Hope is the most powerful drug.
Right before each new intervention I ride this wave of hope; it gets me every time. I think to myself, "Maybe this is it! Maybe this time he will start it understand me and to interact with the world in a productive way." THen, hours (or sometimes minutes) before we try whetever diet, supplement, therapy or medication I fall into total despair. I convince myself nothing will change- I am destined to be housebound with an unmanageable child. I will lose my job because no one will be able to watch him for that 5-30 minute gap between when his bus drops him off and I get home because he is too difficult for someone else to watch. Without my job we will all lose out health insurance. We will be hit with medical bills that stretch our already strapped financial situation and we will lose the house. . . you see where my mind goes. Perhaps this is a defense mechanism. It prevents too stark a contrast between reality and my expectations.
I went through this rise and fall of hope right before starting our current plan. After spending Saturday morning fully depressed as I gave Sam his first dose, I am now cautiously hopeful. Adderall seemed to calm Sam down for a few hours in the morning each day so far. His vocal stims were reduced, his hand flapping was down and he was less frantic to get outside and start stimming with his straws and the deck boards (usually he starts yelling "TIDE, TIDE, TIDE" at the top of his lungs about 15 minutes after he gets out of bed). The effects were brief - about 3-4 hours- but noticable. Later in each afternoon we noticed some slight differences as well. Sam seemed just a bit more interactive. We saw lots of deliberate and direct smiles.

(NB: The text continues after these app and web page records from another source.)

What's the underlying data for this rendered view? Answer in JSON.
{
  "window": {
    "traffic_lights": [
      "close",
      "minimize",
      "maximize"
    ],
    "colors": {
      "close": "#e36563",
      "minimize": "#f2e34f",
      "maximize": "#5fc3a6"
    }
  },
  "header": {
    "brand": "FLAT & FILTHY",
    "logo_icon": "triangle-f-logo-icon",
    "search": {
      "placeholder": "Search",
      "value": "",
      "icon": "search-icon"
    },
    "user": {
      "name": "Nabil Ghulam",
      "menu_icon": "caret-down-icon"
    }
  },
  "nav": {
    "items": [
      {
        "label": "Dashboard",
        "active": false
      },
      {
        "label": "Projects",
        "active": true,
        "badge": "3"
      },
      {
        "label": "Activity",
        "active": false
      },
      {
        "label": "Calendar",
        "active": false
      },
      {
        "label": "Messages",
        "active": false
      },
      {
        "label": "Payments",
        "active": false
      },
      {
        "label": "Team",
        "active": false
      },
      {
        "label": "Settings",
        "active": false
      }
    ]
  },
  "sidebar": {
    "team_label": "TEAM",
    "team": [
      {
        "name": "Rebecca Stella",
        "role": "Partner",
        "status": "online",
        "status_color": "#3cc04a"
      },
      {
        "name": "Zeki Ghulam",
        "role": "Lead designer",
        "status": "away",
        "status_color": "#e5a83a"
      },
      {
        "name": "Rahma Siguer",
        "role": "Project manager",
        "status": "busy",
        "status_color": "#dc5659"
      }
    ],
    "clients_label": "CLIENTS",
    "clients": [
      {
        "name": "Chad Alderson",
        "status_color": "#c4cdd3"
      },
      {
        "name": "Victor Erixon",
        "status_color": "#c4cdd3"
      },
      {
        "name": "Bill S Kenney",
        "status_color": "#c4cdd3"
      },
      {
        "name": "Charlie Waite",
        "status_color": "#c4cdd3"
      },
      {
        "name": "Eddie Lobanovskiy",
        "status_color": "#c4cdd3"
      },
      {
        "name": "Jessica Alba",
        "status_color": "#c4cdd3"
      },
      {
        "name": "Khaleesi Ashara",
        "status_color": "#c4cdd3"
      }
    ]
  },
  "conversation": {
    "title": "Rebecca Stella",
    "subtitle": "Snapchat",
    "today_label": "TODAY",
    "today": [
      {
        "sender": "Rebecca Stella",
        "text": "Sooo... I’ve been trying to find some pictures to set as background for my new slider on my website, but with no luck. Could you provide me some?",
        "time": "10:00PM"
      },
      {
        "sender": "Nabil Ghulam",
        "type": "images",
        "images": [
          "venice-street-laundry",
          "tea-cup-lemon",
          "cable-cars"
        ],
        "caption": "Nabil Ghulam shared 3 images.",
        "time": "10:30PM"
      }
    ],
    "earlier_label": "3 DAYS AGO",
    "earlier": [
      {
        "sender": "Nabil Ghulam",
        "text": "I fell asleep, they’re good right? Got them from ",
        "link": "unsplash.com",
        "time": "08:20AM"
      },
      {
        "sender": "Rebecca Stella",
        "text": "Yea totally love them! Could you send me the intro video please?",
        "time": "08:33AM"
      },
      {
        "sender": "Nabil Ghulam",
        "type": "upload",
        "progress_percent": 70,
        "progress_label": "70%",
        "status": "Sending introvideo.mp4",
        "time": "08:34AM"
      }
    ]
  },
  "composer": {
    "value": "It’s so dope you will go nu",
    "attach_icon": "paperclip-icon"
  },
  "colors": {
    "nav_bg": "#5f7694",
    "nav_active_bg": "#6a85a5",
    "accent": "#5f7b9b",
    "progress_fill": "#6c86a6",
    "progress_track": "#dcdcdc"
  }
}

Also, Sam came in from outside all on his own a few times to ask for "gickle" (chase and tickle). He will ask for that sometimes in the house or if we are all out together but this was Sam leaving his stimmy activity and coming in to tell us something interactive he wanted to do. I hope now that Sam is up to the full (but still lowest) dose the effects might last longer. I know some kids take a half dose at noon to help them through the afternoon. Before we look into that I want to be sure these effects are real and not some placebo effect.
As for sleep, we have not made much progress. Ever since his 3mg of melatonin stopped doing the trick, he has been up most of every other night starting around 2am. He is wired and unable to settle back to sleep. He often crashes again around 5 or 5:30, just in time for Maya to wake up. I try to let him sleep for an hour or two before getting him up for school. The neurologist said we can give a higher dose of Risperdal at night, try clonidine or increase melatonin (or perhaps some combination of those options). I prefer to increase melatonin for now since it is the more natural option. We will see how that works.
Today, Sam is at school and I am very curious to see what feedback I get from his teacher. I hope I have not deluded myself into seeing something that is not there.
**Update** News from school was not good. Sam was aggitated and emotional. Was it the med? Monday blues? We will see.